_What you are asked to do_:
Would you please restate every record exactly as written?

_Material provided_:
------------------------------
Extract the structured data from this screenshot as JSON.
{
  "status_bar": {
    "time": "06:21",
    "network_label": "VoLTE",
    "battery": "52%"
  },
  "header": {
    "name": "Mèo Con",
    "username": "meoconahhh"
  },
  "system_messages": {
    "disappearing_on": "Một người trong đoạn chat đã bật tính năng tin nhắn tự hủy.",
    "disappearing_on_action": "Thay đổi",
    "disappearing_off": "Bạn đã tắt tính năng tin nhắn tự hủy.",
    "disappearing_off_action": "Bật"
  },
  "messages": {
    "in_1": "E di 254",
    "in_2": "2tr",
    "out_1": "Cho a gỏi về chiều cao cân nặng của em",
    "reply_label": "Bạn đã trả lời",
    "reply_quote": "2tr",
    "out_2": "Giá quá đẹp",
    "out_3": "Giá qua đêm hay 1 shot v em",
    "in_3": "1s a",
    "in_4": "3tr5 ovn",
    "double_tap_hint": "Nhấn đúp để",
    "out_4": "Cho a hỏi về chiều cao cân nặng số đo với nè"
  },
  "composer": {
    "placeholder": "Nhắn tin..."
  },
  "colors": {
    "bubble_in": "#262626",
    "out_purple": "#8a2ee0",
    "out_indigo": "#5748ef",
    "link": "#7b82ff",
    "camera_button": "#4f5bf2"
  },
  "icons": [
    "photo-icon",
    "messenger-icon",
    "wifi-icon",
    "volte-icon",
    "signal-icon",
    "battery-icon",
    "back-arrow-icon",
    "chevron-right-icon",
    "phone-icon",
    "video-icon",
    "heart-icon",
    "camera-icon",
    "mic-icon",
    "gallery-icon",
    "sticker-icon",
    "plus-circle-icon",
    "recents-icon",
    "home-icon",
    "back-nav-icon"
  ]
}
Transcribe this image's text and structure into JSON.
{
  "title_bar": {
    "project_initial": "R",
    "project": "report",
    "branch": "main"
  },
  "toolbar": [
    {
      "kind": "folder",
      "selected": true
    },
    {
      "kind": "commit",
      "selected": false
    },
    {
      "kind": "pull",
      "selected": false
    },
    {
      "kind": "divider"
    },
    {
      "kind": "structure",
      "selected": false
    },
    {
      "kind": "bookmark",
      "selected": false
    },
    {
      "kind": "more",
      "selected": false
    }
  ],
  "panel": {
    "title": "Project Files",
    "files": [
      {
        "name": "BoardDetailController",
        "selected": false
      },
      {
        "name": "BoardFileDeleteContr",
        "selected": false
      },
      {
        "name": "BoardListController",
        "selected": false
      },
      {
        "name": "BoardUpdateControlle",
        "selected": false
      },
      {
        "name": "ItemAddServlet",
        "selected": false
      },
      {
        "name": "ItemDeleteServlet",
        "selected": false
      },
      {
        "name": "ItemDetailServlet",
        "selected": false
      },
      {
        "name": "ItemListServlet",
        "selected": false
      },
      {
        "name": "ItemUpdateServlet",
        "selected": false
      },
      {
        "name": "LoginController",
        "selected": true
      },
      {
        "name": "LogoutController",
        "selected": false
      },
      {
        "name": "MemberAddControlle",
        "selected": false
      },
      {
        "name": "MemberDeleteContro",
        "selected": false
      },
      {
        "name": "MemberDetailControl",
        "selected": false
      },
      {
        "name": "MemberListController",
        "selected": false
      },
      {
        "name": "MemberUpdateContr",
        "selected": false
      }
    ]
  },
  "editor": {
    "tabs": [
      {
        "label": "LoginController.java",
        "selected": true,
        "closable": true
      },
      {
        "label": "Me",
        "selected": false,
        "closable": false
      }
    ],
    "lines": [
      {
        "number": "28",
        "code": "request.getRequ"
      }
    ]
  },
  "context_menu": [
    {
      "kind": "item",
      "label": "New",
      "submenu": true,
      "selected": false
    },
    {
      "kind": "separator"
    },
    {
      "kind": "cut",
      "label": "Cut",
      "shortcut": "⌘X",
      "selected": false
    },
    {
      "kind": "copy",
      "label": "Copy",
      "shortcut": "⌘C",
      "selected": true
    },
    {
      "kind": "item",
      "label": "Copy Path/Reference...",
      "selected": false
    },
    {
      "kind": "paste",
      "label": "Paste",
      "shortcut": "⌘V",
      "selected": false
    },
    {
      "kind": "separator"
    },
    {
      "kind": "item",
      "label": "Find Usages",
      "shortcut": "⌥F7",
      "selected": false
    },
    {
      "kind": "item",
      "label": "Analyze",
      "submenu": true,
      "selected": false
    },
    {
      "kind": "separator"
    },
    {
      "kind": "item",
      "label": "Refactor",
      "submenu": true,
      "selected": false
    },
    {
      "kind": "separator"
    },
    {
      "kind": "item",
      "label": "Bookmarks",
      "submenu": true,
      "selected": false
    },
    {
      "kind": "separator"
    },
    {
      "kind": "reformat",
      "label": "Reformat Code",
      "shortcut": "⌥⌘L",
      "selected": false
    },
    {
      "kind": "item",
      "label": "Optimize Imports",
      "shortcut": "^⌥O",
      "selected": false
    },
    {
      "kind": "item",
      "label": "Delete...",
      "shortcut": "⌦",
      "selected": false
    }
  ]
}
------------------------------
_Output below_:
Extract the structured data from this screenshot as JSON.
{
  "status_bar": {
    "time": "06:21",
    "network_label": "VoLTE",
    "battery": "52%"
  },
  "header": {
    "name": "Mèo Con",
    "username": "meoconahhh"
  },
  "system_messages": {
    "disappearing_on": "Một người trong đoạn chat đã bật tính năng tin nhắn tự hủy.",
    "disappearing_on_action": "Thay đổi",
    "disappearing_off": "Bạn đã tắt tính năng tin nhắn tự hủy.",
    "disappearing_off_action": "Bật"
  },
  "messages": {
    "in_1": "E di 254",
    "in_2": "2tr",
    "out_1": "Cho a gỏi về chiều cao cân nặng của em",
    "reply_label": "Bạn đã trả lời",
    "reply_quote": "2tr",
    "out_2": "Giá quá đẹp",
    "out_3": "Giá qua đêm hay 1 shot v em",
    "in_3": "1s a",
    "in_4": "3tr5 ovn",
    "double_tap_hint": "Nhấn đúp để",
    "out_4": "Cho a hỏi về chiều cao cân nặng số đo với nè"
  },
  "composer": {
    "placeholder": "Nhắn tin..."
  },
  "colors": {
    "bubble_in": "#262626",
    "out_purple": "#8a2ee0",
    "out_indigo": "#5748ef",
    "link": "#7b82ff",
    "camera_button": "#4f5bf2"
  },
  "icons": [
    "photo-icon",
    "messenger-icon",
    "wifi-icon",
    "volte-icon",
    "signal-icon",
    "battery-icon",
    "back-arrow-icon",
    "chevron-right-icon",
    "phone-icon",
    "video-icon",
    "heart-icon",
    "camera-icon",
    "mic-icon",
    "gallery-icon",
    "sticker-icon",
    "plus-circle-icon",
    "recents-icon",
    "home-icon",
    "back-nav-icon"
  ]
}
Transcribe this image's text and structure into JSON.
{
  "title_bar": {
    "project_initial": "R",
    "project": "report",
    "branch": "main"
  },
  "toolbar": [
    {
      "kind": "folder",
      "selected": true
    },
    {
      "kind": "commit",
      "selected": false
    },
    {
      "kind": "pull",
      "selected": false
    },
    {
      "kind": "divider"
    },
    {
      "kind": "structure",
      "selected": false
    },
    {
      "kind": "bookmark",
      "selected": false
    },
    {
      "kind": "more",
      "selected": false
    }
  ],
  "panel": {
    "title": "Project Files",
    "files": [
      {
        "name": "BoardDetailController",
        "selected": false
      },
      {
        "name": "BoardFileDeleteContr",
        "selected": false
      },
      {
        "name": "BoardListController",
        "selected": false
      },
      {
        "name": "BoardUpdateControlle",
        "selected": false
      },
      {
        "name": "ItemAddServlet",
        "selected": false
      },
      {
        "name": "ItemDeleteServlet",
        "selected": false
      },
      {
        "name": "ItemDetailServlet",
        "selected": false
      },
      {
        "name": "ItemListServlet",
        "selected": false
      },
      {
        "name": "ItemUpdateServlet",
        "selected": false
      },
      {
        "name": "LoginController",
        "selected": true
      },
      {
        "name": "LogoutController",
        "selected": false
      },
      {
        "name": "MemberAddControlle",
        "selected": false
      },
      {
        "name": "MemberDeleteContro",
        "selected": false
      },
      {
        "name": "MemberDetailControl",
        "selected": false
      },
      {
        "name": "MemberListController",
        "selected": false
      },
      {
        "name": "MemberUpdateContr",
        "selected": false
      }
    ]
  },
  "editor": {
    "tabs": [
      {
        "label": "LoginController.java",
        "selected": true,
        "closable": true
      },
      {
        "label": "Me",
        "selected": false,
        "closable": false
      }
    ],
    "lines": [
      {
        "number": "28",
        "code": "request.getRequ"
      }
    ]
  },
  "context_menu": [
    {
      "kind": "item",
      "label": "New",
      "submenu": true,
      "selected": false
    },
    {
      "kind": "separator"
    },
    {
      "kind": "cut",
      "label": "Cut",
      "shortcut": "⌘X",
      "selected": false
    },
    {
      "kind": "copy",
      "label": "Copy",
      "shortcut": "⌘C",
      "selected": true
    },
    {
      "kind": "item",
      "label": "Copy Path/Reference...",
      "selected": false
    },
    {
      "kind": "paste",
      "label": "Paste",
      "shortcut": "⌘V",
      "selected": false
    },
    {
      "kind": "separator"
    },
    {
      "kind": "item",
      "label": "Find Usages",
      "shortcut": "⌥F7",
      "selected": false
    },
    {
      "kind": "item",
      "label": "Analyze",
      "submenu": true,
      "selected": false
    },
    {
      "kind": "separator"
    },
    {
      "kind": "item",
      "label": "Refactor",
      "submenu": true,
      "selected": false
    },
    {
      "kind": "separator"
    },
    {
      "kind": "item",
      "label": "Bookmarks",
      "submenu": true,
      "selected": false
    },
    {
      "kind": "separator"
    },
    {
      "kind": "reformat",
      "label": "Reformat Code",
      "shortcut": "⌥⌘L",
      "selected": false
    },
    {
      "kind": "item",
      "label": "Optimize Imports",
      "shortcut": "^⌥O",
      "selected": false
    },
    {
      "kind": "item",
      "label": "Delete...",
      "shortcut": "⌦",
      "selected": false
    }
  ]
}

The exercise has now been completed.